> DATA EXTRACTS:
---*---

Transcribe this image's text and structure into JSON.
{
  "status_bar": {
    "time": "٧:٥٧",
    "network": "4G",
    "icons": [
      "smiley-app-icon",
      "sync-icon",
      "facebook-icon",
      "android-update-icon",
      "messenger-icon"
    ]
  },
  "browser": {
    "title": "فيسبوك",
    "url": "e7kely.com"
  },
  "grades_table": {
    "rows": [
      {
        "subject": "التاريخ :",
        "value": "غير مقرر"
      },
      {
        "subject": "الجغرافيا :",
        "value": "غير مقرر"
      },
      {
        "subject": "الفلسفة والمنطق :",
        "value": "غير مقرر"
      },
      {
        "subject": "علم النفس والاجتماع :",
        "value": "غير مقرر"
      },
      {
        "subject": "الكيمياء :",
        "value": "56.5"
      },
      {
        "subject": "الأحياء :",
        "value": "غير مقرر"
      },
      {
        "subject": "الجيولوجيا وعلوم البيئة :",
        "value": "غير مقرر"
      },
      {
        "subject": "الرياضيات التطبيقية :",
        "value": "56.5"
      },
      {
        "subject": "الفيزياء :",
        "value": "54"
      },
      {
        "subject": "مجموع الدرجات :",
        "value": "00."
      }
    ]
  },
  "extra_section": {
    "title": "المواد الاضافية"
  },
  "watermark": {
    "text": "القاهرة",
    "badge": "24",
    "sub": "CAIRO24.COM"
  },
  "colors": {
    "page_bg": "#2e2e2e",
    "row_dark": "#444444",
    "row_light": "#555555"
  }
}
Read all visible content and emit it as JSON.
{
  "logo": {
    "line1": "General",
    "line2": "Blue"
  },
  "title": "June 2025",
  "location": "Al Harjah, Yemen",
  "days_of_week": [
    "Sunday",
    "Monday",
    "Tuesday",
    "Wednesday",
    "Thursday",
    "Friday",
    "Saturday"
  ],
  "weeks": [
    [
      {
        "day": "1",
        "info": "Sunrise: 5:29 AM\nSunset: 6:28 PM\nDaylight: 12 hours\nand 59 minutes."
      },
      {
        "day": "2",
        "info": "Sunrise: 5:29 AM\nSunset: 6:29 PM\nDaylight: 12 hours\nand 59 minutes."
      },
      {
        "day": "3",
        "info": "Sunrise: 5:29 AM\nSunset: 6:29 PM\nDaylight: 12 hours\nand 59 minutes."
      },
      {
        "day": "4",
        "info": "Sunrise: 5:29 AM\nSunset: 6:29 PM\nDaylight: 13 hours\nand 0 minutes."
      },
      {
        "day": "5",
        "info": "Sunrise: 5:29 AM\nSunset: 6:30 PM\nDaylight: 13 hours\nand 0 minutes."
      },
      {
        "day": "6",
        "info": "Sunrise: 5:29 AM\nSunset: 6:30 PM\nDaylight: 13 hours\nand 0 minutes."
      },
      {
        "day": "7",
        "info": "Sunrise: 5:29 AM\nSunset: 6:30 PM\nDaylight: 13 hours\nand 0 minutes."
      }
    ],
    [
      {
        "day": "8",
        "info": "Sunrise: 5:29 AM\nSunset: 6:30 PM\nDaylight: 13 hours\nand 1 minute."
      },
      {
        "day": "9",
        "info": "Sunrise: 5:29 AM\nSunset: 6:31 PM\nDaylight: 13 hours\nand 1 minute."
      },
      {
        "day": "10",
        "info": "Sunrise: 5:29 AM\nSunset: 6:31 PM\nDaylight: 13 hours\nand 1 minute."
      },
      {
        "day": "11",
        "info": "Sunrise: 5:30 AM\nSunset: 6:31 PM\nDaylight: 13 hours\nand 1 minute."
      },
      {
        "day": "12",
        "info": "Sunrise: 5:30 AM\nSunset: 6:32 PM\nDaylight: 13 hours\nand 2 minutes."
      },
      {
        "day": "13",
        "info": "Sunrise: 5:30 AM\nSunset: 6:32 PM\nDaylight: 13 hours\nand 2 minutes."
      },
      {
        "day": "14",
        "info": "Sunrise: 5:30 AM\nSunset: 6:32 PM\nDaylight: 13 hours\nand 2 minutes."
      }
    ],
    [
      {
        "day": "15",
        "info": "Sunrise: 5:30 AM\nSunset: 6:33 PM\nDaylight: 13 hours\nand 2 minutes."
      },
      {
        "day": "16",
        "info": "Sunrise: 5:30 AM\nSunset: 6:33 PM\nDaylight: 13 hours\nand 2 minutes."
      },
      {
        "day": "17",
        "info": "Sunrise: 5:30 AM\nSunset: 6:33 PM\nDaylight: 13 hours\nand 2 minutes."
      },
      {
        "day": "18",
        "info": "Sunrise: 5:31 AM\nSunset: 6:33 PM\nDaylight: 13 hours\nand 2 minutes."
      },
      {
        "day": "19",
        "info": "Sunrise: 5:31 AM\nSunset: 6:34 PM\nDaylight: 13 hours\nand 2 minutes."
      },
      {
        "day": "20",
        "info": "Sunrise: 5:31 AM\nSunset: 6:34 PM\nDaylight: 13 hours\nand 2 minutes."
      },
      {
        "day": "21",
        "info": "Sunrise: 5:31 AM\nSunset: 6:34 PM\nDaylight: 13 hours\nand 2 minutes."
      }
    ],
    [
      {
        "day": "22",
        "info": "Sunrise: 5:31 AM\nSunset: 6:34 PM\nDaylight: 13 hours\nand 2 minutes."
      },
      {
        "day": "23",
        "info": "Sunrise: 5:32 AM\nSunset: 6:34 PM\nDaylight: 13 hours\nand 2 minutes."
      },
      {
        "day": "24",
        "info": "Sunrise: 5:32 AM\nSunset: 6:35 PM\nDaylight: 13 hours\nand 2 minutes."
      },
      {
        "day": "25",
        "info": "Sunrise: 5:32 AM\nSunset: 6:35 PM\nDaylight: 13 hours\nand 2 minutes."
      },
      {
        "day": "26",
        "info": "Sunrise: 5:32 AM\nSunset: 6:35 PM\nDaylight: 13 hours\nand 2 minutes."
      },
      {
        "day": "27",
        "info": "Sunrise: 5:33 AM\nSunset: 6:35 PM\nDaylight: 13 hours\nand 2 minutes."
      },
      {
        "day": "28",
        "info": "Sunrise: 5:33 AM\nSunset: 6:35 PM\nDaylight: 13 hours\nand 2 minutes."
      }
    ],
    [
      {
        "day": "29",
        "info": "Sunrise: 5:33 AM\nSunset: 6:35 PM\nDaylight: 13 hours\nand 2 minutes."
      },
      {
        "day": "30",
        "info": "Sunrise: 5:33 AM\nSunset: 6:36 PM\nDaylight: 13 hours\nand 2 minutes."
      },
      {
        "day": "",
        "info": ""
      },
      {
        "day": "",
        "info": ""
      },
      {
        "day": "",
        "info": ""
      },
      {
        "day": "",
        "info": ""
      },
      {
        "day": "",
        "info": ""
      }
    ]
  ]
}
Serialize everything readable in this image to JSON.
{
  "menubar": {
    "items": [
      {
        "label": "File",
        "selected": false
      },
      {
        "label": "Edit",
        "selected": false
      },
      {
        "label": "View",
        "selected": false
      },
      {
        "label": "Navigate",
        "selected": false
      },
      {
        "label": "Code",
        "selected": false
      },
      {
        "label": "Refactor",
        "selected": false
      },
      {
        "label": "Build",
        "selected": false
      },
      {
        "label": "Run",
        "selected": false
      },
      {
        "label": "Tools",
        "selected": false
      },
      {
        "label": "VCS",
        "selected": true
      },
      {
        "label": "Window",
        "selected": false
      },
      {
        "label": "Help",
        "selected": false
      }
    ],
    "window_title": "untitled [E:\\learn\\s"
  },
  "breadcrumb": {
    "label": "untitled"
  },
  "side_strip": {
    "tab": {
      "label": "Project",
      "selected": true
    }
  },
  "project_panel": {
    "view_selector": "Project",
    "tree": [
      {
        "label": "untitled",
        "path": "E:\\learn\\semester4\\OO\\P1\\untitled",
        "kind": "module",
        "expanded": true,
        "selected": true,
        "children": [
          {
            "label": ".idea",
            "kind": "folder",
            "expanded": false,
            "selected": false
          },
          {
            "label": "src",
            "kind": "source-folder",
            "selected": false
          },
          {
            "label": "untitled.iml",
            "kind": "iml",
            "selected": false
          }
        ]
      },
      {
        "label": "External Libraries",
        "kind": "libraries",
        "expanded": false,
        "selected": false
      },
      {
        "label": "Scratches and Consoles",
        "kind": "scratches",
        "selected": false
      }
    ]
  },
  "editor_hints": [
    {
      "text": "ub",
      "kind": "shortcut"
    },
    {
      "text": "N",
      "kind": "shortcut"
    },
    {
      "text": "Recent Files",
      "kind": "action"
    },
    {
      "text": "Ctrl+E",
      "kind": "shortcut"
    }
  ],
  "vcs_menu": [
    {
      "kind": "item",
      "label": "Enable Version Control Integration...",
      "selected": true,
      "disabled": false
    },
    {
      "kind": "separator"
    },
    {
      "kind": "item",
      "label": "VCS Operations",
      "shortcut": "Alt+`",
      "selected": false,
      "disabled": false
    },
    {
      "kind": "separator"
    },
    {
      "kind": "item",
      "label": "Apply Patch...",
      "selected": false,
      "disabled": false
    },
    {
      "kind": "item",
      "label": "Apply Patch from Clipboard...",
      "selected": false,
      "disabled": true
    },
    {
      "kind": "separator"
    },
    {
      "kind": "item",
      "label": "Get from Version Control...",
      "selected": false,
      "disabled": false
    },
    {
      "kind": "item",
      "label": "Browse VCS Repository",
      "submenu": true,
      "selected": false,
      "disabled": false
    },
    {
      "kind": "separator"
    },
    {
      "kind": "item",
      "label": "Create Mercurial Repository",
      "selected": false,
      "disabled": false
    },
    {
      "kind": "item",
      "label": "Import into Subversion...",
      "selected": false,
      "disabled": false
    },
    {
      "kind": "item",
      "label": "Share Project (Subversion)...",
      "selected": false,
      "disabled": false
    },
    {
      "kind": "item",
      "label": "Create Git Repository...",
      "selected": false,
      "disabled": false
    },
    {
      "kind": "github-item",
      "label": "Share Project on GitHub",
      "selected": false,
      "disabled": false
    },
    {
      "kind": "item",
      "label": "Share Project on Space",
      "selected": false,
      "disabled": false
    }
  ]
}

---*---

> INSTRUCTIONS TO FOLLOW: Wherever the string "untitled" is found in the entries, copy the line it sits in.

> RESPONSE:
    "window_title": "untitled [E:\\learn\\s"
    "label": "untitled"
        "label": "untitled",
        "path": "E:\\learn\\semester4\\OO\\P1\\untitled",
            "label": "untitled.iml",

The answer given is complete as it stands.